One major way people with eating disorders can start to recognize feelings of hunger and fullness is by using a hunger-satiety scale. This scale ranges from 1 to 10, with 1 representing extreme hunger with no energy and 10 representing extreme fullness to the point of feeling stuffed. Here’s an overview of what each number on the hunger-satiety scale looks like:

  1. Starving, no energy, very weak
  2. Very hungry, low energy, weak and dizzy
  3. Uncomfortably hungry, distracted, irritable
  4. Hungry, stomach growling
  5. Starting to feel hungry
  6. Satisfied, but could eat a little more
  7. Full but not uncomfortable
  8. Overfull, somewhat uncomfortable
  9. Stuffed, very uncomfortable
  10. Extremely stuffed, nauseous

Whenever possible, aim to stay within the 4-7 range at all times. Using this scale can help you better identify what hunger and fullness signals look like for you specifically. Over time, as you use this scale, you’ll begin to understand what level of satiety you feel at a given moment and, hopefully, completely gain back your body’s intuitive cues. 

The Body Sensations Wheel

When trying to better understand and connect with hunger and fullness cues, you may notice yourself feeling a variety of physical sensations that might seem meaningless. However, our bodies are often able to feel emotions before our brains do, which can help us identify negative feelings before they worsen and become stronger.

From The Recovery Box, the Body Sensations Wheel is a helpful tool for identifying what certain physical sensations mean. Becoming more in touch with these physical sensations may improve your body’s intuition when recognizing feelings of hunger and fullness.

How to use the body sensations wheel:

  1. Identify which part of your body is experiencing a sensation, then locate that part of the body on the sensations wheel
  2. Use the first-tier words to identify which specific sensation you’re experiencing
  3. Use the second-tier words to make emotional connections with how you’re feeling physically
  4. Make note of any patterns, skills, or realizations that arise along the way

Questions to Ask Yourself When Tuning Into Hunger and Fullness Cues

Since eating disorders completely destroy the way our minds and bodies communicate, it can be tricky to know when to rely on hunger and fullness cues in recovery. Here are some questions to ask yourself when tuning into signals of hunger and fullness:

  • Have I felt capable of following a healthy, normalized meal plan without the eating disorder voice getting in the way?
  • Do I understand that my hunger and fullness levels may change from day to day?
  • Do I feel comfortable eating when I know it’s necessary, even when hunger may not be intense?
  • Do I feel confident in deciding how much food is an appropriate and healthy amount?
  • Do I feel comfortable asking for help if I notice feelings of hunger and fullness cues starting to become unhelpful or triggering?

Answering “yes” to the questions above is a good sign that you’re ready to start trusting your body’s intuitive satiety cues.

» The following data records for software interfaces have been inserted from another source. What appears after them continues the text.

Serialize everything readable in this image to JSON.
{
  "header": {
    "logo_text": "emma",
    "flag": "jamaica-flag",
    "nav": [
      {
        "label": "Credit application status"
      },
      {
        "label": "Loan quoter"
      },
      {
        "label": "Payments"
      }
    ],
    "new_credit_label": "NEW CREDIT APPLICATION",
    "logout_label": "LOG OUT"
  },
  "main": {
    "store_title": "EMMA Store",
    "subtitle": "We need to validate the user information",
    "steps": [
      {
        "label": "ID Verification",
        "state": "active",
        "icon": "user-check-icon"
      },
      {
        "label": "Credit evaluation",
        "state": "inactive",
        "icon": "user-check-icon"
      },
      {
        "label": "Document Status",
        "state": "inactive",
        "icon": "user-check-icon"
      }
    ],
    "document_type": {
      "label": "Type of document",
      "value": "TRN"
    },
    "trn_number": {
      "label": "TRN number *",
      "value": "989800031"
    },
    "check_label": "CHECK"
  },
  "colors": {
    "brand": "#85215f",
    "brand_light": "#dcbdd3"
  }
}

However, it’s still important to work with a professional who can help support you and keep you on the right path to recovery.

Bottom Line

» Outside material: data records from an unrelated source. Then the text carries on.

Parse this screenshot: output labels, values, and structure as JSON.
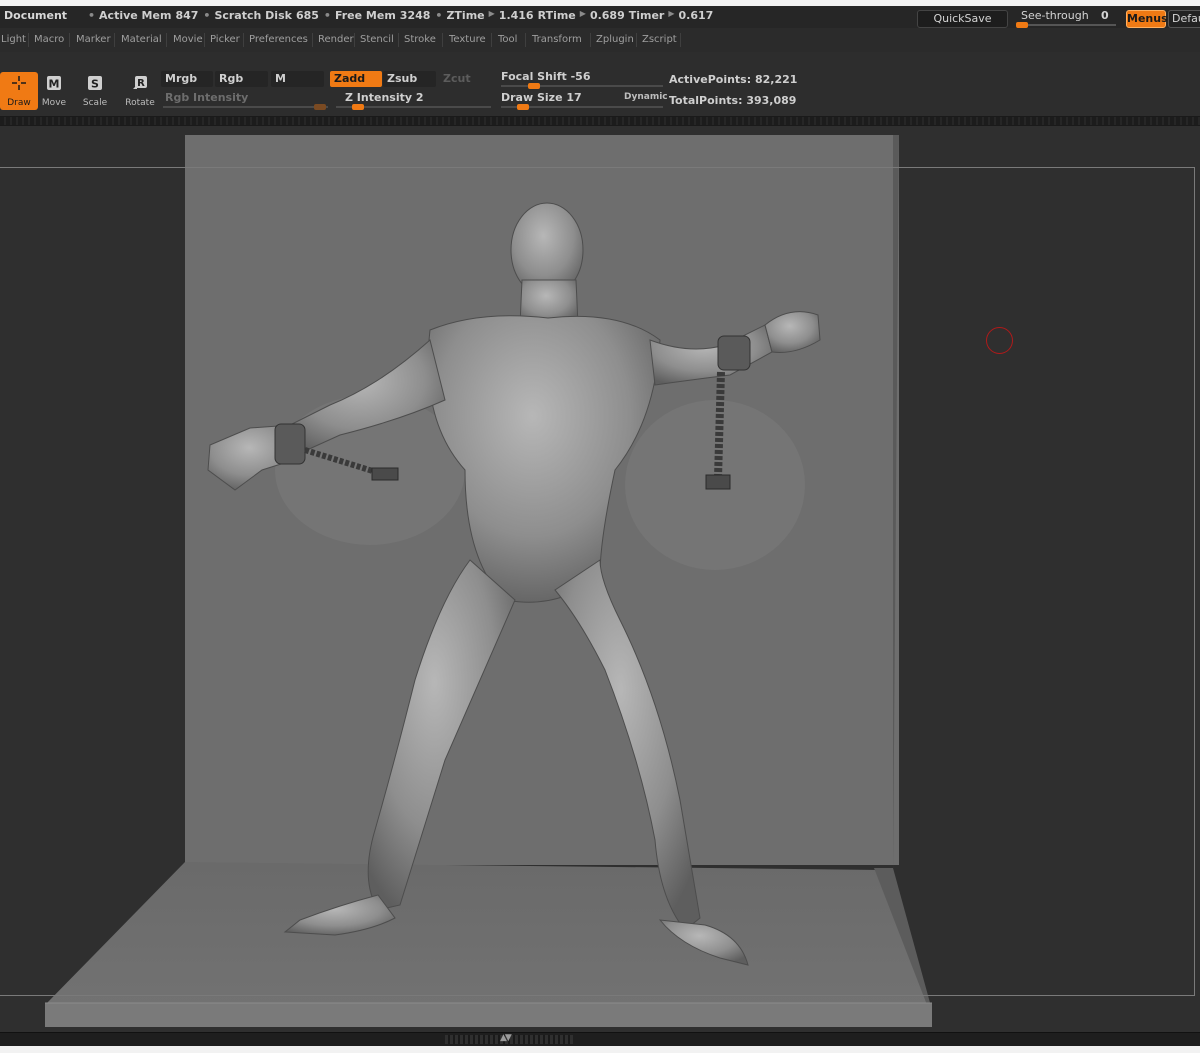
{
  "titlebar": {
    "document_label": "Document",
    "stats": [
      {
        "label": "Active Mem",
        "value": "847"
      },
      {
        "label": "Scratch Disk",
        "value": "685"
      },
      {
        "label": "Free Mem",
        "value": "3248"
      }
    ],
    "timing": [
      {
        "label": "ZTime",
        "value": "1.416"
      },
      {
        "label": "RTime",
        "value": "0.689"
      },
      {
        "label": "Timer",
        "value": "0.617"
      }
    ],
    "quicksave_label": "QuickSave",
    "seethrough_label": "See-through",
    "seethrough_value": "0",
    "menus_label": "Menus",
    "default_label": "DefaultZScript"
  },
  "menubar": {
    "items": [
      "Light",
      "Macro",
      "Marker",
      "Material",
      "Movie",
      "Picker",
      "Preferences",
      "Render",
      "Stencil",
      "Stroke",
      "Texture",
      "Tool",
      "Transform",
      "Zplugin",
      "Zscript"
    ]
  },
  "toolbar": {
    "tools": [
      {
        "label": "Draw",
        "key": "",
        "active": true
      },
      {
        "label": "Move",
        "key": "M",
        "active": false
      },
      {
        "label": "Scale",
        "key": "S",
        "active": false
      },
      {
        "label": "Rotate",
        "key": "R",
        "active": false
      }
    ],
    "mrgb": "Mrgb",
    "rgb": "Rgb",
    "m": "M",
    "zadd": "Zadd",
    "zsub": "Zsub",
    "zcut": "Zcut",
    "rgb_intensity_label": "Rgb Intensity",
    "z_intensity_label": "Z Intensity",
    "z_intensity_value": "2",
    "focal_shift_label": "Focal Shift",
    "focal_shift_value": "-56",
    "draw_size_label": "Draw Size",
    "draw_size_value": "17",
    "dynamic_label": "Dynamic",
    "active_points_label": "ActivePoints:",
    "active_points_value": "82,221",
    "total_points_label": "TotalPoints:",
    "total_points_value": "393,089"
  },
  "colors": {
    "accent": "#f07a14",
    "panel": "#2d2d2d",
    "canvas": "#2f2f2f",
    "backdrop": "#6e6e6e",
    "brush_cursor": "#b01a1a"
  },
  "icons": {
    "draw": "crosshair-icon",
    "move": "move-icon",
    "scale": "scale-icon",
    "rotate": "rotate-icon"
  }
}
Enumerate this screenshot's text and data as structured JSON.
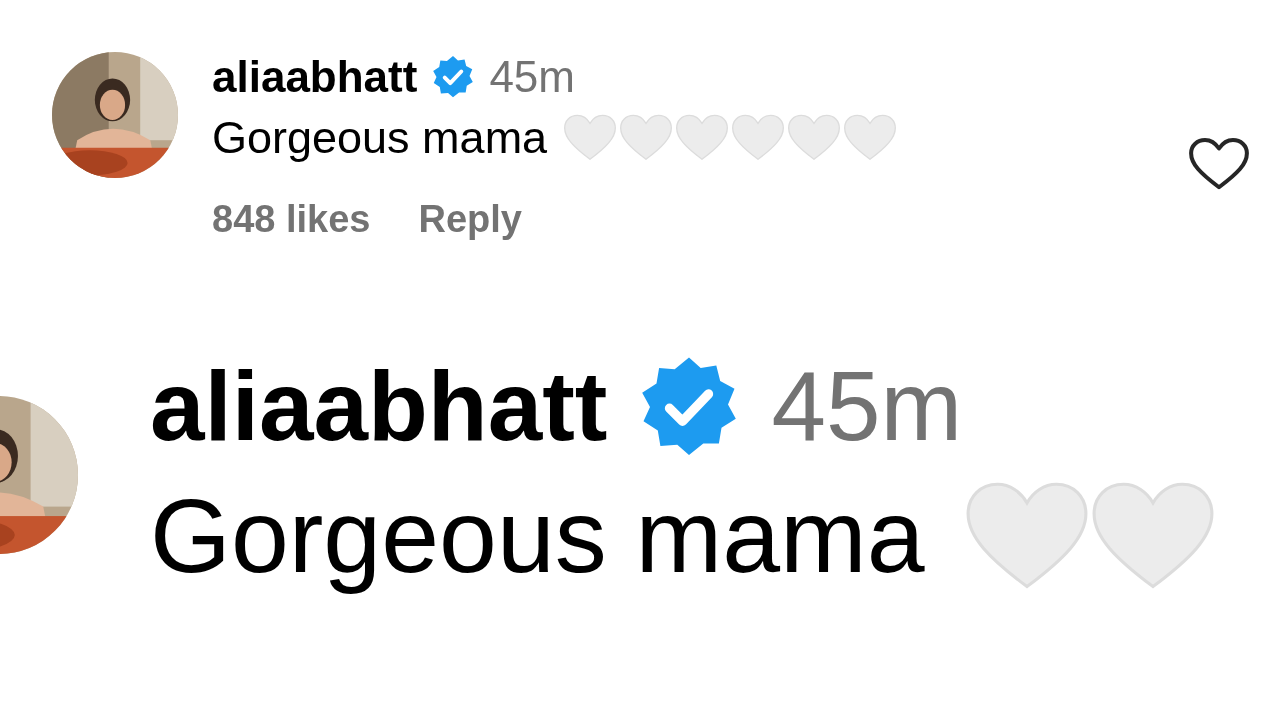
{
  "comment": {
    "username": "aliaabhatt",
    "verified": true,
    "time": "45m",
    "text": "Gorgeous mama",
    "likes": "848 likes",
    "reply": "Reply",
    "liked": false
  },
  "zoomed": {
    "username": "aliaabhatt",
    "verified": true,
    "time": "45m",
    "text": "Gorgeous mama"
  }
}
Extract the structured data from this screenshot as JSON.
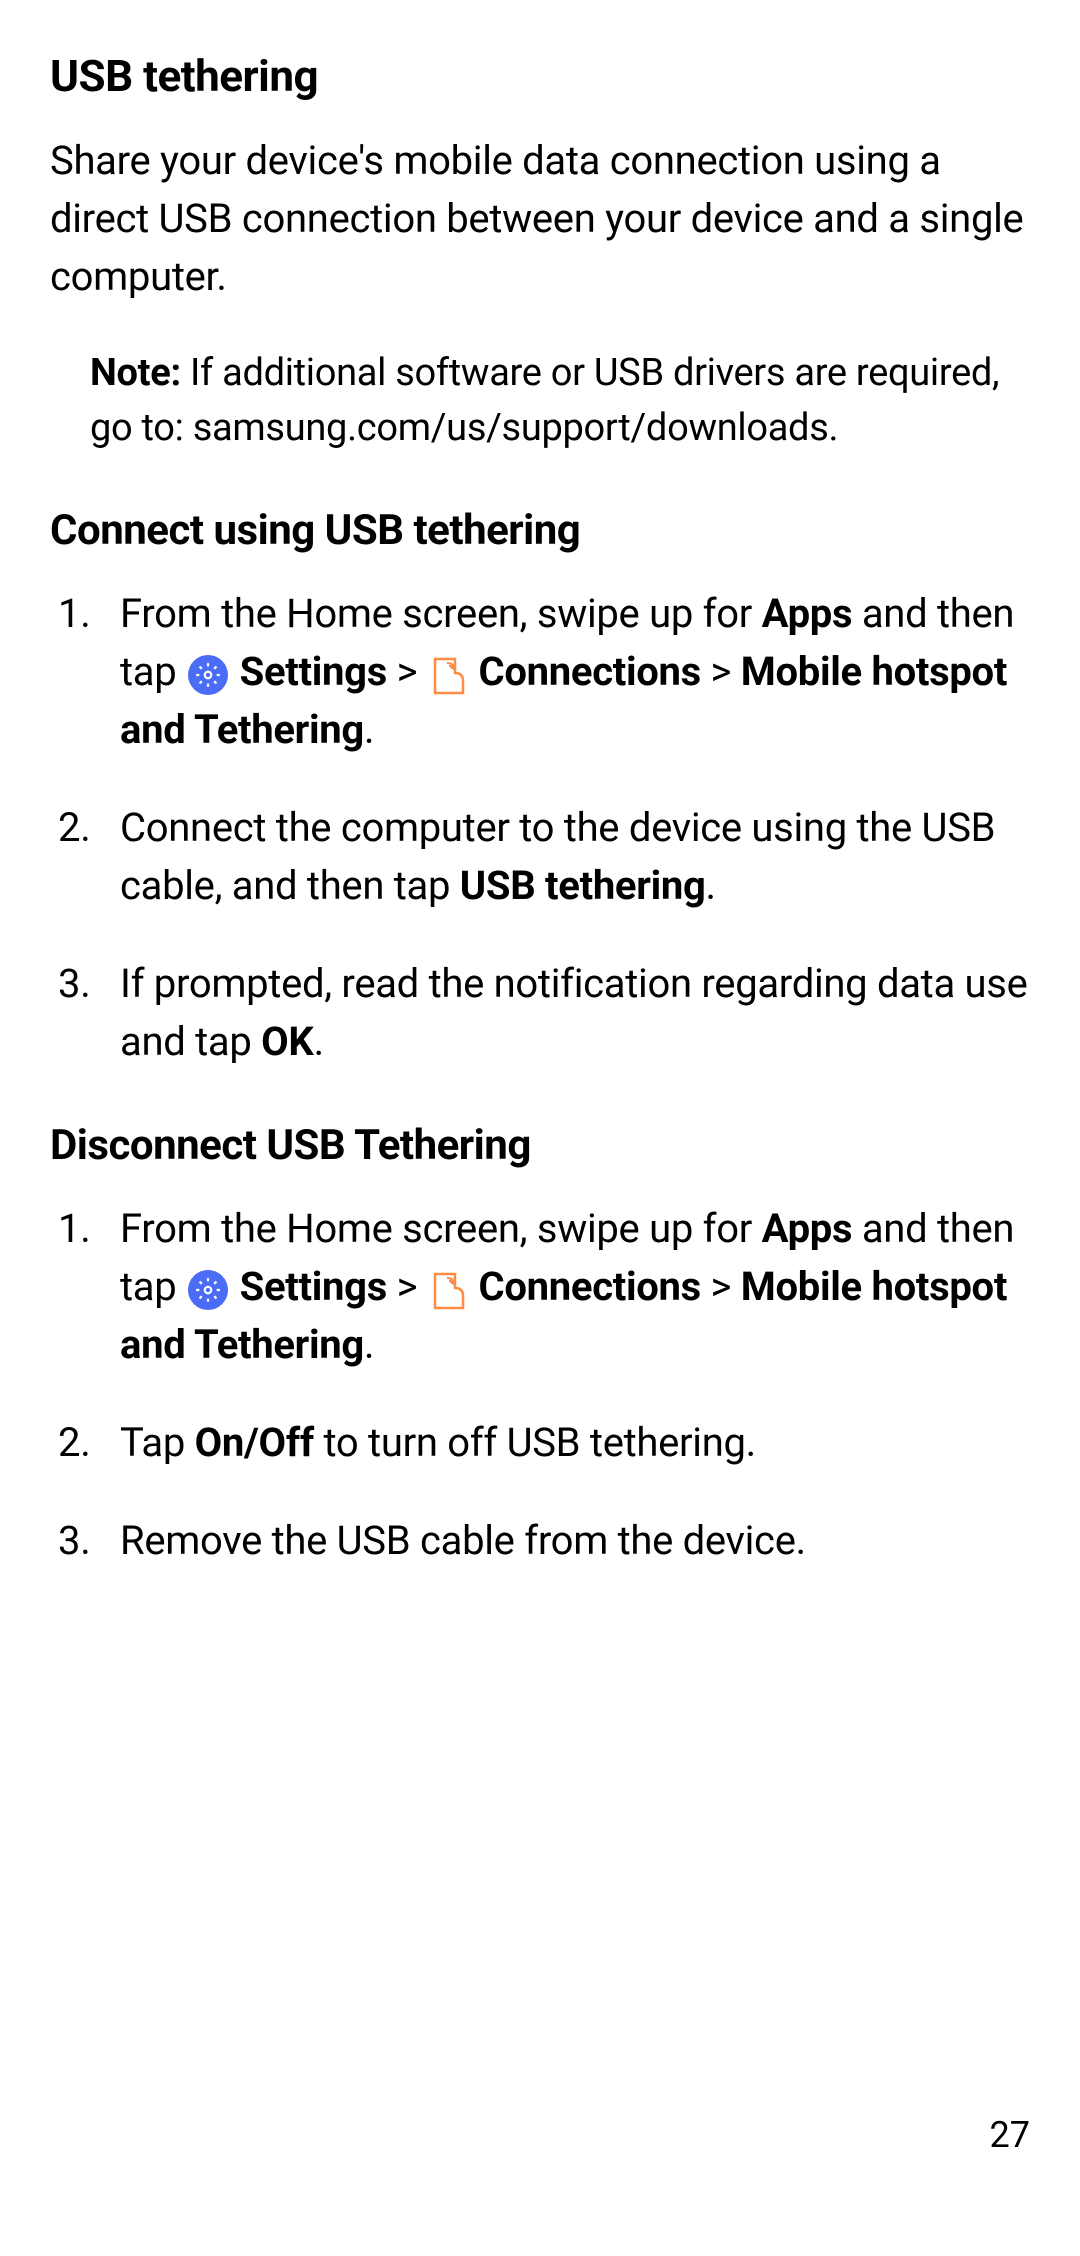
{
  "heading1": "USB tethering",
  "intro": "Share your device's mobile data connection using a direct USB connection between your device and a single computer.",
  "note": {
    "label": "Note: ",
    "text": "If additional software or USB drivers are required, go to: samsung.com/us/support/downloads."
  },
  "section_connect": {
    "heading": "Connect using USB tethering",
    "steps": {
      "s1_pre": "From the Home screen, swipe up for ",
      "s1_apps": "Apps",
      "s1_and_tap": " and then tap ",
      "s1_settings": " Settings",
      "s1_chev1": " > ",
      "s1_connections": " Connections",
      "s1_chev2": " > ",
      "s1_mobile": "Mobile hotspot and Tethering",
      "s1_period": ".",
      "s2_pre": "Connect the computer to the device using the USB cable, and then tap ",
      "s2_usb": "USB tethering",
      "s2_period": ".",
      "s3_pre": "If prompted, read the notification regarding data use and tap ",
      "s3_ok": "OK",
      "s3_period": "."
    }
  },
  "section_disconnect": {
    "heading": "Disconnect USB Tethering",
    "steps": {
      "s1_pre": "From the Home screen, swipe up for ",
      "s1_apps": "Apps",
      "s1_and_tap": " and then tap ",
      "s1_settings": " Settings",
      "s1_chev1": " > ",
      "s1_connections": " Connections",
      "s1_chev2": " > ",
      "s1_mobile": "Mobile hotspot and Tethering",
      "s1_period": ".",
      "s2_pre": "Tap ",
      "s2_onoff": "On/Off",
      "s2_post": " to turn off USB tethering.",
      "s3": "Remove the USB cable from the device."
    }
  },
  "page_number": "27"
}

Losing your body’s natural instincts for hunger and fullness can feel incredibly frustrating. Working with a trusted mental health professional is key for regaining back your body’s normal hunger and fullness cues while addressing other important aspects of recovering from an eating disorder.

Here at VERY, our compassionate team of experts is dedicated to helping individuals with eating disorders work toward a better relationship with food and, ultimately, achieve full recovery. 

Schedule a consultation today to see if VERY is right for you and your recovery journey.